▶ [TO DO] Lines, not repeats, are what count: give the number of lines below that hold "image", and nothing more.

******************************

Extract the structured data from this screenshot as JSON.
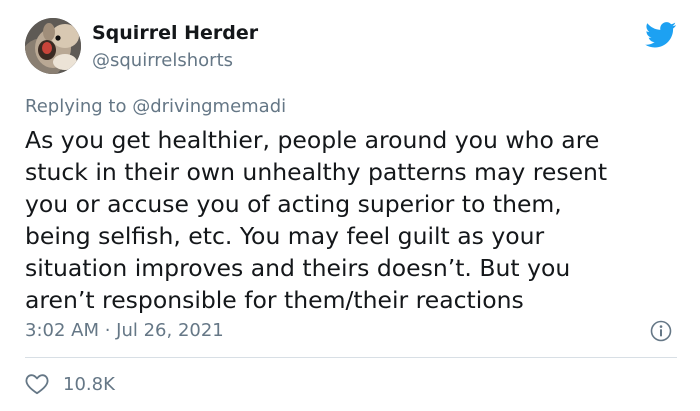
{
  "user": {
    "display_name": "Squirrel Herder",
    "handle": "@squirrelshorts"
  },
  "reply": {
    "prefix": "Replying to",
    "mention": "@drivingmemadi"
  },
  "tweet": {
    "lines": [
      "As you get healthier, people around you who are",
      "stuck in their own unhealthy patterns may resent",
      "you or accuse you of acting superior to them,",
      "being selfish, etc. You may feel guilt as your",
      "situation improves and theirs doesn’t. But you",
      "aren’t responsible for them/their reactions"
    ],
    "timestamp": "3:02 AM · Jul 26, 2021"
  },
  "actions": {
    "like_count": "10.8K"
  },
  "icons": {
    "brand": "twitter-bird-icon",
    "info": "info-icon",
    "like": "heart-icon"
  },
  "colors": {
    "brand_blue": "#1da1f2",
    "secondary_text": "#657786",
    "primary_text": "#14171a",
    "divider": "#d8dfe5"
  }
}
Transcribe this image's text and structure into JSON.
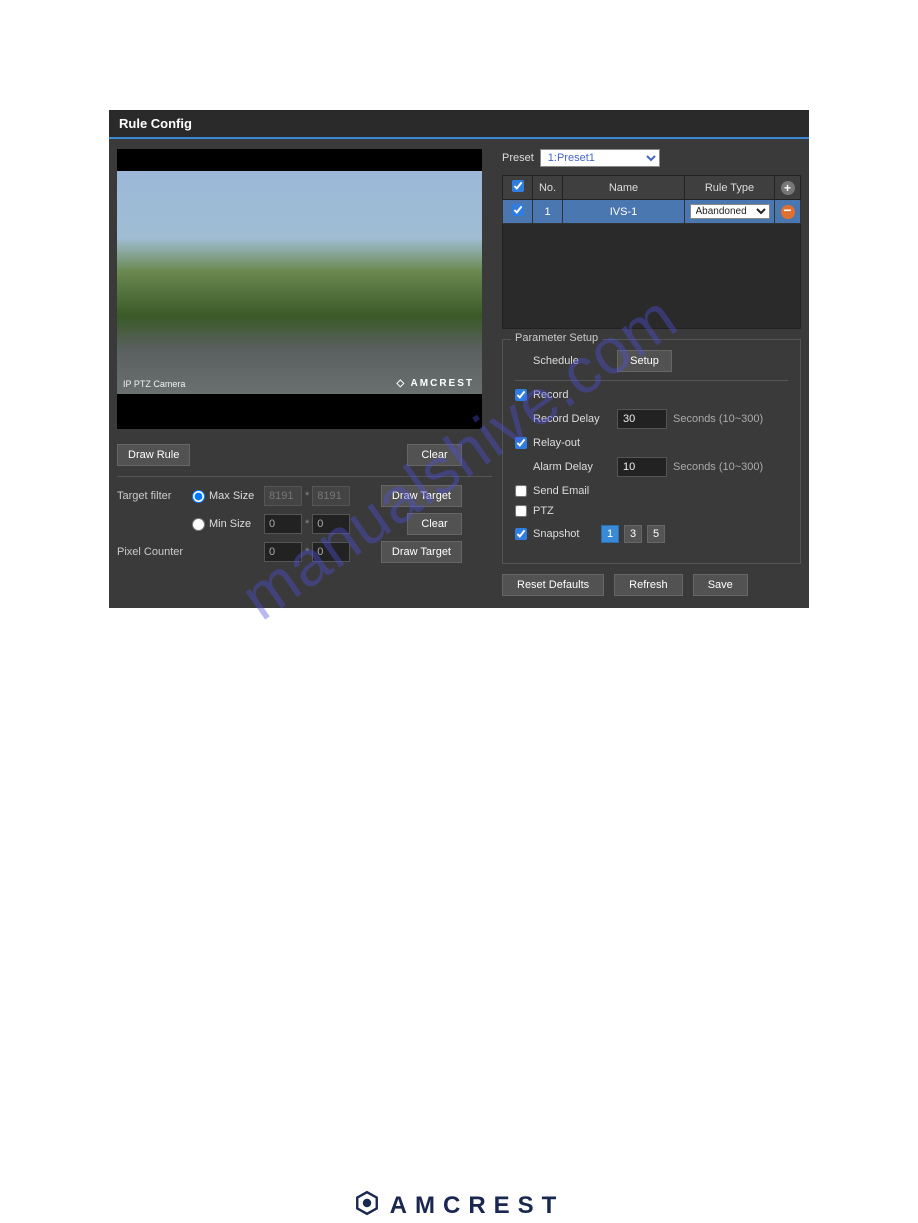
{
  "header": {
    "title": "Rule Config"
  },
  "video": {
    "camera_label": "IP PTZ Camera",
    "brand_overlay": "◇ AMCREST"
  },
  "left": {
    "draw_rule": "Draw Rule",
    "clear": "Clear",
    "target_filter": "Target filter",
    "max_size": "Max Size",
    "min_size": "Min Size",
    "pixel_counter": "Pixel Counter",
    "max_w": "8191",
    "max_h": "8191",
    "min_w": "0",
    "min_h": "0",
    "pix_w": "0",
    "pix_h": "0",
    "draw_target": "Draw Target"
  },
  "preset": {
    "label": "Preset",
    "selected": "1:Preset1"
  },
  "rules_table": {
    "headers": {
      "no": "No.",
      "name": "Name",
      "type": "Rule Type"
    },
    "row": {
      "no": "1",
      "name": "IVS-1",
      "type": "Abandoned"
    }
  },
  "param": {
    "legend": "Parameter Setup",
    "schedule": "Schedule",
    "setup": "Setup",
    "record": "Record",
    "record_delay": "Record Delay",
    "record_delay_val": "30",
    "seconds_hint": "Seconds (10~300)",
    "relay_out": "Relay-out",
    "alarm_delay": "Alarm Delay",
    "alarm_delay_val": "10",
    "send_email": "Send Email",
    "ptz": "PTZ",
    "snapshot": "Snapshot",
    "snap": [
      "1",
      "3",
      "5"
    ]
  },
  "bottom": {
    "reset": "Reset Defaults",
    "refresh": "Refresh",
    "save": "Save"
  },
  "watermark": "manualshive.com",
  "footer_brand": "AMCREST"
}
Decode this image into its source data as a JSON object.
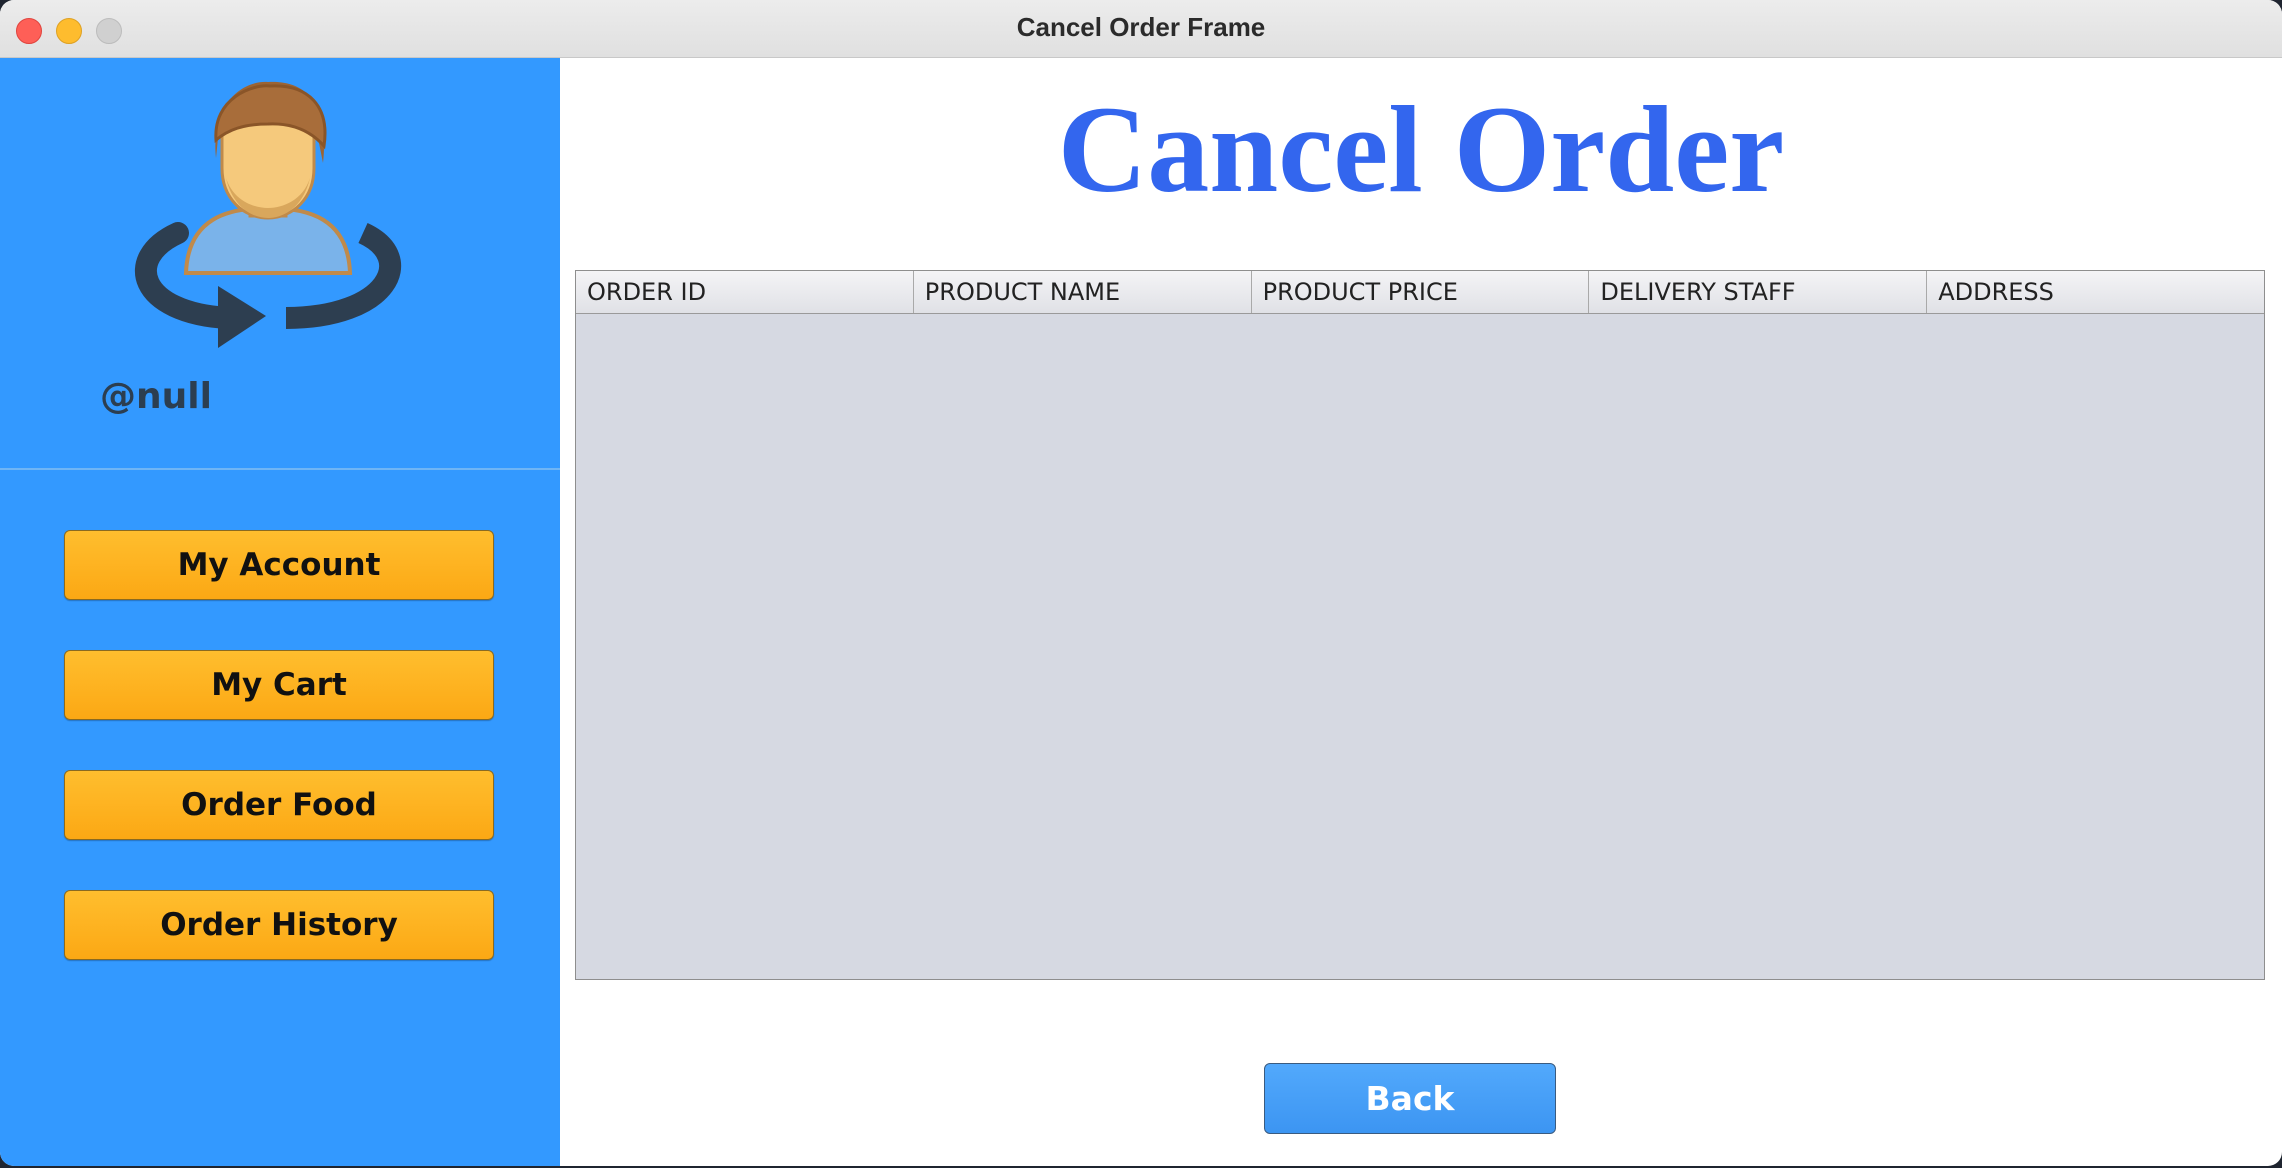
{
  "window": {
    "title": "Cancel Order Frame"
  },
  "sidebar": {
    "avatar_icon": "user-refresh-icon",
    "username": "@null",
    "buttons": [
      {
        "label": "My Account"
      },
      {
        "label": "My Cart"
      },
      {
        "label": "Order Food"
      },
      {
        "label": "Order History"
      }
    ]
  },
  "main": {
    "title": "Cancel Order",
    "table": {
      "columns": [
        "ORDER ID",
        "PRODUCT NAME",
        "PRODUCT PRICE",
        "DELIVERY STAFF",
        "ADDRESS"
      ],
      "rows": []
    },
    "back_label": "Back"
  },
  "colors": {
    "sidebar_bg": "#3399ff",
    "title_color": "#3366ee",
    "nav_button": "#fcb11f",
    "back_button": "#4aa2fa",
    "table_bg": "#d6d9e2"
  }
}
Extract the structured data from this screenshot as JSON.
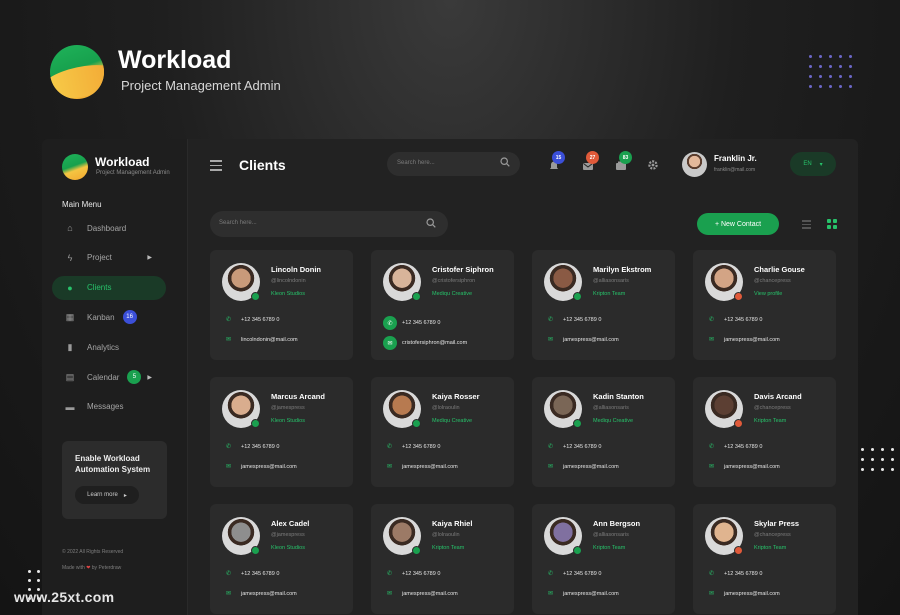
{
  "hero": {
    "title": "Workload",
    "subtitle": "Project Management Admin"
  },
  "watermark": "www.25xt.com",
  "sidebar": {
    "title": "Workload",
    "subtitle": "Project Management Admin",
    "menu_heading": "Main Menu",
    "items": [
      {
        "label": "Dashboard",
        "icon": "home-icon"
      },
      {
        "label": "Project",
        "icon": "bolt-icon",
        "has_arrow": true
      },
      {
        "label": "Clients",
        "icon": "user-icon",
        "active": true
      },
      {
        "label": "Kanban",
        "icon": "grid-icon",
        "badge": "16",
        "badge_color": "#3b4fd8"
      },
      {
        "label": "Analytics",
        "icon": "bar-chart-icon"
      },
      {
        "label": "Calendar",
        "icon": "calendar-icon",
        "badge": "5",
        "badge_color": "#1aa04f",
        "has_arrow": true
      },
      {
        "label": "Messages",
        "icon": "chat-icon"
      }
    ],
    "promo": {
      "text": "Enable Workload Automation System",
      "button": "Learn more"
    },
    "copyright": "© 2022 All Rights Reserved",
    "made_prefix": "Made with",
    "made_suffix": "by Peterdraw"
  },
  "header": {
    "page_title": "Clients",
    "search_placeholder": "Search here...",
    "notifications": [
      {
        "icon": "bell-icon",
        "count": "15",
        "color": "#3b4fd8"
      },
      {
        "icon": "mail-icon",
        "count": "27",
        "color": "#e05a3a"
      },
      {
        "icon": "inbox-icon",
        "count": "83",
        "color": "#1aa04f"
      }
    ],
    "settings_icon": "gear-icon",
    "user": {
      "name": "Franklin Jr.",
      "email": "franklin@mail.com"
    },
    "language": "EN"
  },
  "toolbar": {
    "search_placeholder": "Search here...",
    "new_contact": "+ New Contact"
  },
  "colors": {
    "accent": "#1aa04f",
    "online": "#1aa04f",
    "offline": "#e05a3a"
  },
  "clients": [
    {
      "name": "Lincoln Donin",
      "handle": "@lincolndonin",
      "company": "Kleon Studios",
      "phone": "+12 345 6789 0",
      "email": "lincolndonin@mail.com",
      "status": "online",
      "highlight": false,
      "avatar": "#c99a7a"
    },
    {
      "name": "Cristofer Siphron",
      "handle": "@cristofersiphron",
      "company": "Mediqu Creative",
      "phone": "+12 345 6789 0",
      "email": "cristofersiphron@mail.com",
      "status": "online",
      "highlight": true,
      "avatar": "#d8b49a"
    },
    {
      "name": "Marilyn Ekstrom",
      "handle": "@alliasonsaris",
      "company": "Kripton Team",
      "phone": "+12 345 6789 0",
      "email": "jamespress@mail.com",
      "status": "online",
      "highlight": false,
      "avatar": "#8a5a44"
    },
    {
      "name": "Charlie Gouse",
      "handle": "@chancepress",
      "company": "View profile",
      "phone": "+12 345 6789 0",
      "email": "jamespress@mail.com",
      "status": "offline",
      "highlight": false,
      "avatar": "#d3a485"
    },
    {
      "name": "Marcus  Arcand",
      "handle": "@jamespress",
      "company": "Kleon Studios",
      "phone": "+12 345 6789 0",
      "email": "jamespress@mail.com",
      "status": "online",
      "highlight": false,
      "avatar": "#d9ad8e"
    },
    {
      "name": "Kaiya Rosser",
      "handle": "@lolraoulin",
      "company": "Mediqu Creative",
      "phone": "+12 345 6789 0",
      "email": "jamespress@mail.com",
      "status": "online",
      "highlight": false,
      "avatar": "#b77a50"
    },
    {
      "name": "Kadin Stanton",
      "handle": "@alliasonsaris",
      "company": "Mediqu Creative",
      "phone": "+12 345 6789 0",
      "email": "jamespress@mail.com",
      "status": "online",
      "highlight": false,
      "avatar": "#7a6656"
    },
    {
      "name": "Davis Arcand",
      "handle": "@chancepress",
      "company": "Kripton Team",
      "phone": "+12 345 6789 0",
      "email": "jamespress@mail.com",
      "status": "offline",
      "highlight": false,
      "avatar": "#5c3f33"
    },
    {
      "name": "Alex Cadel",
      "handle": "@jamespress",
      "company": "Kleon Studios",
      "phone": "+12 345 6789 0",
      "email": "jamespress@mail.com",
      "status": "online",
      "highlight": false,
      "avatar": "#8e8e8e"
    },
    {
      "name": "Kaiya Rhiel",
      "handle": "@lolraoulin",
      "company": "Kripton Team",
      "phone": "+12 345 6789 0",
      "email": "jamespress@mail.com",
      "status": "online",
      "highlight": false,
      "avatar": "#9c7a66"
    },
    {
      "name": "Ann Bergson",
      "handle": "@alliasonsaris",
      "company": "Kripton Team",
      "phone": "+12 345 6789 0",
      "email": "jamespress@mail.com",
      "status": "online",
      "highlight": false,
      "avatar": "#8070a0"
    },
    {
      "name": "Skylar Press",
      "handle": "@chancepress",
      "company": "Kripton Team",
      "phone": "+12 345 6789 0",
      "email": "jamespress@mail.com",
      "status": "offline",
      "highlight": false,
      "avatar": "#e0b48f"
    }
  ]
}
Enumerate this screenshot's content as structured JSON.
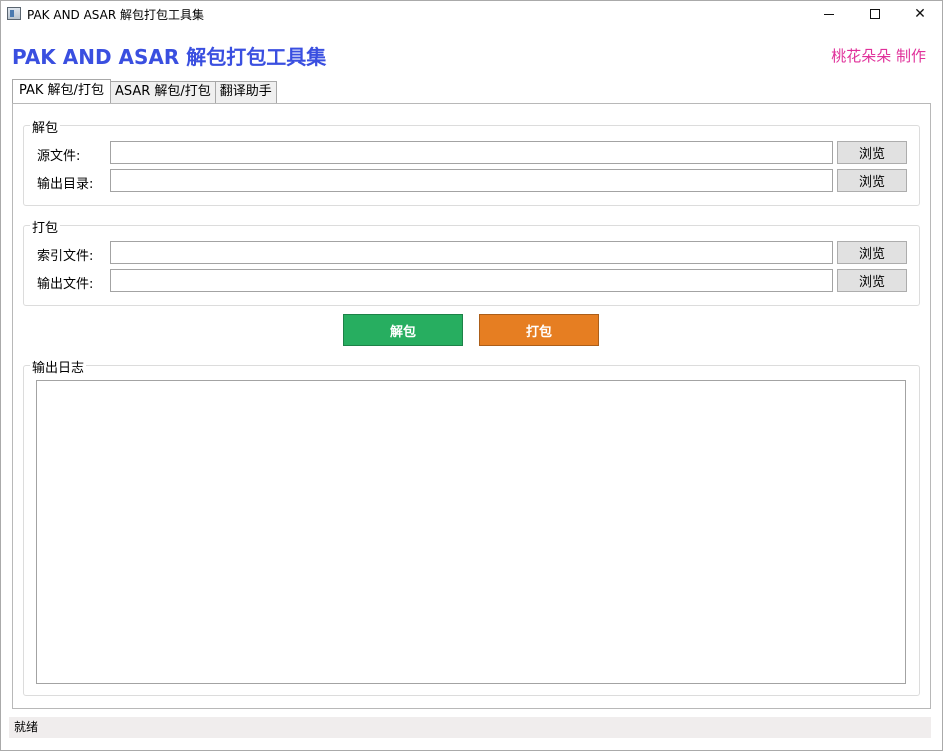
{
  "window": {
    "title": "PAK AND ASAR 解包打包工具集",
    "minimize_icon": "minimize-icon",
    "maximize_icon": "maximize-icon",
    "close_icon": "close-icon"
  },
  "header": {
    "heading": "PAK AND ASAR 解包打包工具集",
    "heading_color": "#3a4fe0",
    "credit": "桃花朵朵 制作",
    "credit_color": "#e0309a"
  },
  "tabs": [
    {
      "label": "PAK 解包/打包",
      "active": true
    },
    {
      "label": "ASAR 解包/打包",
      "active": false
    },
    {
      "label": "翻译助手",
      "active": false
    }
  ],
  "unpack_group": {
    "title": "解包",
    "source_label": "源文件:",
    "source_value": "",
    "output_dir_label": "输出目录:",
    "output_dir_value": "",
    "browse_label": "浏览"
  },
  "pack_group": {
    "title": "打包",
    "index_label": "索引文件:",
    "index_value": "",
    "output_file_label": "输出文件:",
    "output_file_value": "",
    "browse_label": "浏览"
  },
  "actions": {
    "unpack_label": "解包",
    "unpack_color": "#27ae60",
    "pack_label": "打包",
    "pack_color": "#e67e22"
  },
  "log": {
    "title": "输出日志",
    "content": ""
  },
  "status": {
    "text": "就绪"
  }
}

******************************

▶ [ANSWER TO THIS EXERCISE] 2